How about "It's another SoBe!"
At one time or another people have made such declarations to me about downtown Hollywood, Fort Lauderdale, and West Palm Beach. Even Savannah. Depending on the person making the claim, it was meant as a boast or a criticism, but like most such metaphors, it didn't hold up to close examination.
Most recently Mid-Beach, which stretches roughly from 23rd to 63rd streets (into my back yard, as a matter of fact), has been accused of having transformed into another South Beach. In truth it's more a matter of gradual appropriation, with South Beach glacially creeping northward. The area around Collins Park, where you'll find the Bass Museum and a public library, has already been co-opted -- not surprising when you consider that the Raleigh, Delano, and National hotels are all only a few blocks south.
Developers have now turned their attention to 23rd Street, where the aging Roney Palace -- formerly known as Roney Plaza -- is undergoing a $25-million face lift; according to a recent Miami Herald story, it will become a "Vegas-style property." Additionally, a multilevel retail complex is opening soon next to the nightclub Groove Jet, on 23rd at Liberty Avenue, and the Miami City Ballet is breaking ground for its new facility as part of what is being called a "cultural campus." That project also includes a new regional library being designed by famed New York City architect Robert A.M. Stern. Madonna's private yogi has even set up shop in a second-floor studio on the block. And just south, the Bass Museum, spanning 21st and 22nd streets at Park Avenue, is doubling in size.
235 23rd St.
Miami Beach, FL 33139-1713
Category: Bars and Clubs
Region: South Beach
I would be disturbed by all this gentrification except, as far as I can tell, the only real casualty will be my favorite fruteria, at Liberty and 23rd, which I'm told will be bulldozed to make room for a parking garage. I'll miss the watermelon juice, cafecitos, and roasted chickens, but from my years of living in the nether regions of New York's (way) Upper West Side, I've learned to swallow the bitter pill of development with the help of some good food. Usually once the developers move in and start digging, along with the inevitable Gap and Banana Republic you get a good green market and (perhaps) a decent restaurant.

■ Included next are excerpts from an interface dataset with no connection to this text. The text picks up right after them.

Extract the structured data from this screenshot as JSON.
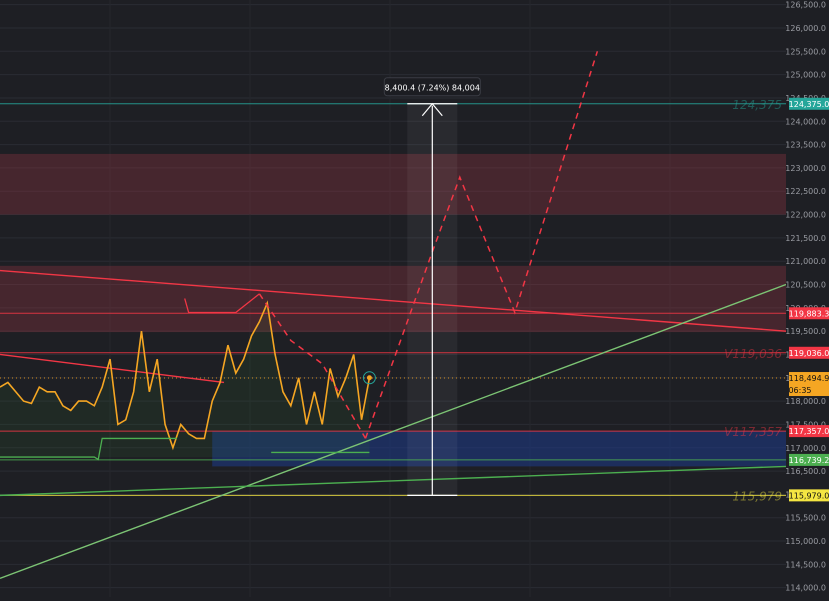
{
  "chart_data": {
    "type": "line",
    "title": "",
    "xlabel": "",
    "ylabel": "",
    "ylim": [
      113800,
      126600
    ],
    "y_ticks": [
      "114,000.0",
      "114,500.0",
      "115,000.0",
      "115,500.0",
      "116,000.0",
      "116,500.0",
      "117,000.0",
      "117,500.0",
      "118,000.0",
      "118,500.0",
      "119,000.0",
      "119,500.0",
      "120,000.0",
      "120,500.0",
      "121,000.0",
      "121,500.0",
      "122,000.0",
      "122,500.0",
      "123,000.0",
      "123,500.0",
      "124,000.0",
      "124,500.0",
      "125,000.0",
      "125,500.0",
      "126,000.0",
      "126,500.0"
    ],
    "y_tick_values": [
      114000,
      114500,
      115000,
      115500,
      116000,
      116500,
      117000,
      117500,
      118000,
      118500,
      119000,
      119500,
      120000,
      120500,
      121000,
      121500,
      122000,
      122500,
      123000,
      123500,
      124000,
      124500,
      125000,
      125500,
      126000,
      126500
    ],
    "xlim": [
      0,
      100
    ],
    "grid": true,
    "colors": {
      "background": "#1e1f24",
      "price": "#f5a623",
      "resistance": "#f23645",
      "support": "#4caf50",
      "projection": "#f23645",
      "measure": "#ffffff",
      "target_line": "#26a69a",
      "blue_zone": "#1e3a8a",
      "yellow_line": "#f5e642"
    },
    "series": [
      {
        "kind": "price",
        "x": [
          0,
          1,
          2,
          3,
          4,
          5,
          6,
          7,
          8,
          9,
          10,
          11,
          12,
          13,
          14,
          15,
          16,
          17,
          18,
          19,
          20,
          21,
          22,
          23,
          24,
          25,
          26,
          27,
          28,
          29,
          30,
          31,
          32,
          33,
          34,
          35,
          36,
          37,
          38,
          39,
          40,
          41,
          42,
          43,
          44,
          45,
          46,
          47
        ],
        "values": [
          118300,
          118400,
          118200,
          118000,
          117950,
          118300,
          118200,
          118200,
          117900,
          117800,
          118000,
          118000,
          117900,
          118300,
          118900,
          117500,
          117600,
          118200,
          119500,
          118200,
          118900,
          117500,
          117000,
          117500,
          117300,
          117200,
          117200,
          118000,
          118400,
          119200,
          118600,
          118900,
          119400,
          119700,
          120100,
          119000,
          118200,
          117900,
          118500,
          117500,
          118200,
          117500,
          118700,
          118100,
          118500,
          119000,
          117600,
          118500
        ]
      },
      {
        "kind": "projection",
        "x": [
          46.5,
          55,
          58.5,
          65.5,
          76
        ],
        "values": [
          117200,
          121200,
          122800,
          119900,
          125500
        ]
      },
      {
        "kind": "pre-projection",
        "x": [
          33,
          37,
          41,
          46.5
        ],
        "values": [
          120300,
          119300,
          118800,
          117200
        ]
      },
      {
        "kind": "lower-band",
        "x": [
          0,
          12,
          12.5,
          13,
          22.5
        ],
        "values": [
          116800,
          116800,
          116750,
          117200,
          117200
        ]
      },
      {
        "kind": "upper-band",
        "x": [
          23.5,
          24,
          30,
          33
        ],
        "values": [
          120200,
          119900,
          119900,
          120300
        ]
      },
      {
        "kind": "mini-band",
        "x": [
          34.5,
          47
        ],
        "values": [
          116900,
          116900
        ]
      }
    ],
    "trendlines": [
      {
        "name": "",
        "from": [
          0,
          120800
        ],
        "to": [
          100,
          119500
        ],
        "color": "#f23645"
      },
      {
        "name": "",
        "from": [
          0,
          119000
        ],
        "to": [
          28.5,
          118400
        ],
        "color": "#f23645"
      },
      {
        "name": "",
        "from": [
          0,
          114200
        ],
        "to": [
          100,
          120500
        ],
        "color": "#7cc474"
      },
      {
        "name": "",
        "from": [
          0,
          115979
        ],
        "to": [
          100,
          116600
        ],
        "color": "#4caf50"
      }
    ],
    "zones": [
      {
        "name": "",
        "y0": 122000,
        "y1": 123300,
        "color": "#b03a48"
      },
      {
        "name": "",
        "y0": 119480,
        "y1": 120900,
        "color": "#b03a48"
      },
      {
        "name": "",
        "x0": 27,
        "x1": 100,
        "y0": 116600,
        "y1": 117357,
        "color": "#1e3a8a"
      }
    ],
    "levels": [
      {
        "value": 124375,
        "label": "124,375",
        "tag": "124,375.0",
        "color": "#26a69a"
      },
      {
        "value": 119883.3,
        "label": "",
        "tag": "119,883.3",
        "color": "#f23645"
      },
      {
        "value": 119036,
        "label": "V119,036",
        "tag": "119,036.0",
        "color": "#f23645"
      },
      {
        "value": 118494.9,
        "label": "",
        "tag": "118,494.9",
        "tag2": "06:35",
        "color": "#f5a623"
      },
      {
        "value": 117357,
        "label": "V117,357",
        "tag": "117,357.0",
        "color": "#f23645"
      },
      {
        "value": 116739.2,
        "label": "",
        "tag": "116,739.2",
        "color": "#4caf50"
      },
      {
        "value": 115979,
        "label": "115,979",
        "tag": "115,979.0",
        "color": "#f5e642"
      }
    ],
    "measure": {
      "x": 55,
      "from": 115979,
      "to": 124375,
      "label": "8,400.4 (7.24%) 84,004"
    }
  }
}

I thought I had reaped some early rewards of that phenomenon last March when I tasted the heavenly Mexican cuisine at Divina, located behind the honey-color doors on 23rd Street just a notch in from Collins Avenue. But that bliss turned out to be short-lived. Several weeks ago my husband and I were anticipating indulging in a decadent meal there when we found its mammoth doors rudely padlocked without explanation. No sign, no note. Despite incredibly delicious dishes -- they could have come from the book Like Water for Chocolate -- attentive service, and reasonable prices, the place shut down just shy of its six-month anniversary.
Disappointed but unwilling to try to find a parking spot in the heart of the Deco District, where we know several great eateries, we decided to dine at Mama Vieja, the Colombian restaurant across the street from Divina; in the past we had been pleasantly surprised by good food and exceptional service there.

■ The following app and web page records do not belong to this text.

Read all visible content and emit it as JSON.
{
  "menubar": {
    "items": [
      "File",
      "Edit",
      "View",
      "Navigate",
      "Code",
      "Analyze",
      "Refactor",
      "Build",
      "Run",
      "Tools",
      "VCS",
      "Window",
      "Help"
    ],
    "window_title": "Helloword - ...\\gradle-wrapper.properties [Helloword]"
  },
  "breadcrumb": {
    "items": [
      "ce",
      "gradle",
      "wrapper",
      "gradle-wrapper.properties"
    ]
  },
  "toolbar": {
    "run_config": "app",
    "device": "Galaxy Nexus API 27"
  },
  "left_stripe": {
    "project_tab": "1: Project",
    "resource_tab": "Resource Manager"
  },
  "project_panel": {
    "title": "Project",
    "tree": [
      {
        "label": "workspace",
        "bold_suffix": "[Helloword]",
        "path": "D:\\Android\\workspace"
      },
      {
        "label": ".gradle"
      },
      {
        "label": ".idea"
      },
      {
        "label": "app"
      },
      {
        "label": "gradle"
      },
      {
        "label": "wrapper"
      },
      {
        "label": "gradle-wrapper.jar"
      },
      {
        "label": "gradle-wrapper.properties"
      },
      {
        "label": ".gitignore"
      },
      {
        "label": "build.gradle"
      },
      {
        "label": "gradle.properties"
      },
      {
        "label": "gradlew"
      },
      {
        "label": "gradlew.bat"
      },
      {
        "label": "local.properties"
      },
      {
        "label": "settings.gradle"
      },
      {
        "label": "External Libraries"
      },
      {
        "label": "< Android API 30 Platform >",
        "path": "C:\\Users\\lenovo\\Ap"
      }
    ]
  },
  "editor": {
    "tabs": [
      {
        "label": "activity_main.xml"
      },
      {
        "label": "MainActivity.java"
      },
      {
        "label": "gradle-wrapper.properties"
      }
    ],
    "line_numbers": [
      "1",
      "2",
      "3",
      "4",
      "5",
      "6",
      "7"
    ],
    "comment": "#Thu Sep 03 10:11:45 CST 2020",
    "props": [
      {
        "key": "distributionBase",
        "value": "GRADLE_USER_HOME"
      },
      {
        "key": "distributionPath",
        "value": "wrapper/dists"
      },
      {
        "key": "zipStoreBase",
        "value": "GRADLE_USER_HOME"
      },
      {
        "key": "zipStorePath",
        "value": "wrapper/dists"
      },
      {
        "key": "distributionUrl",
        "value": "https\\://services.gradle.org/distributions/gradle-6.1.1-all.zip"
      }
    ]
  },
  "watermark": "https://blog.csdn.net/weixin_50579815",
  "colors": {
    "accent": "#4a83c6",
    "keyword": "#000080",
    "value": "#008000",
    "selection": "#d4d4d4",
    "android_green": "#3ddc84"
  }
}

It's not the kind of place we would normally go; it looks like a tacky tourist trap. The decor consists of brightly painted woodwork, a dining room filled with autographed hats, and a huge television set that blares tawdry Latin music videos in the evening and Cristina episodes in the afternoon. Years ago I enjoyed Mama V's stuffed snapper when I tried it at a street festival on Lincoln Road, which prompted me to pay my initial visit to the actual restaurant. Owner Hector Alarcon (he also owns Studio 23, a salsa joint just down the block) is a natural host and born promoter who maintains a policy that in exchange for an autographed hat -- any autograph, any hat -- diners receive free entrees. Unfortunately we had left the house without our sombreros.
We found the service and food to be just as good as we had remembered. The menu is a sampling of Colombia's more rustic cuisine, including staples such as tripe soup, Creole potatoes, ceviche, hen stew, and frijoles antiquenos. Colombia is a tropical nation with regions that vary from desert to rain forest. Way back when, its basic larder included corn, beans, pork, and plantains; then the Spanish and other European settlers showed up and introduced sugar, rice, potatoes, papayas, oranges, and new liqueurs.

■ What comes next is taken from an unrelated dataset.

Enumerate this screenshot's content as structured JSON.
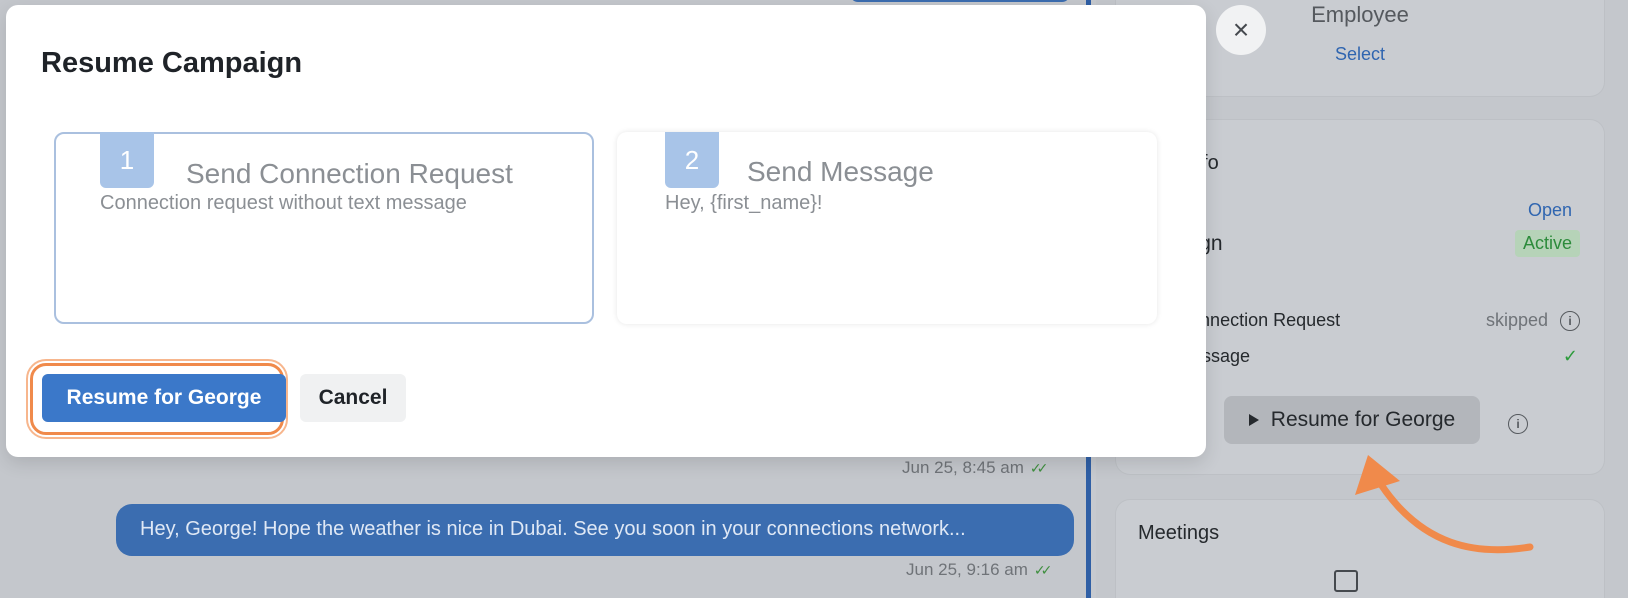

To start we ordered the meat empanadas. These crispy half-moons might have been just another meat pie if not for their rich corn- and achiote-flavored casing and a lively aji dipping sauce. The flaky dough was fried to a deep golden-yellow and stuffed with a mixture of delicately spiced beef and slivers of stewed potato and onion. Dunked into the vinegary sauce of scallions, cilantro, and chilies, these starters, a bargain at only a dollar apiece, were delectable. (By the way, as part of the restaurant's open-air-market theme, sauces and condiments are for sale. I suggest picking up a bottle of the intensely flavorful aji.)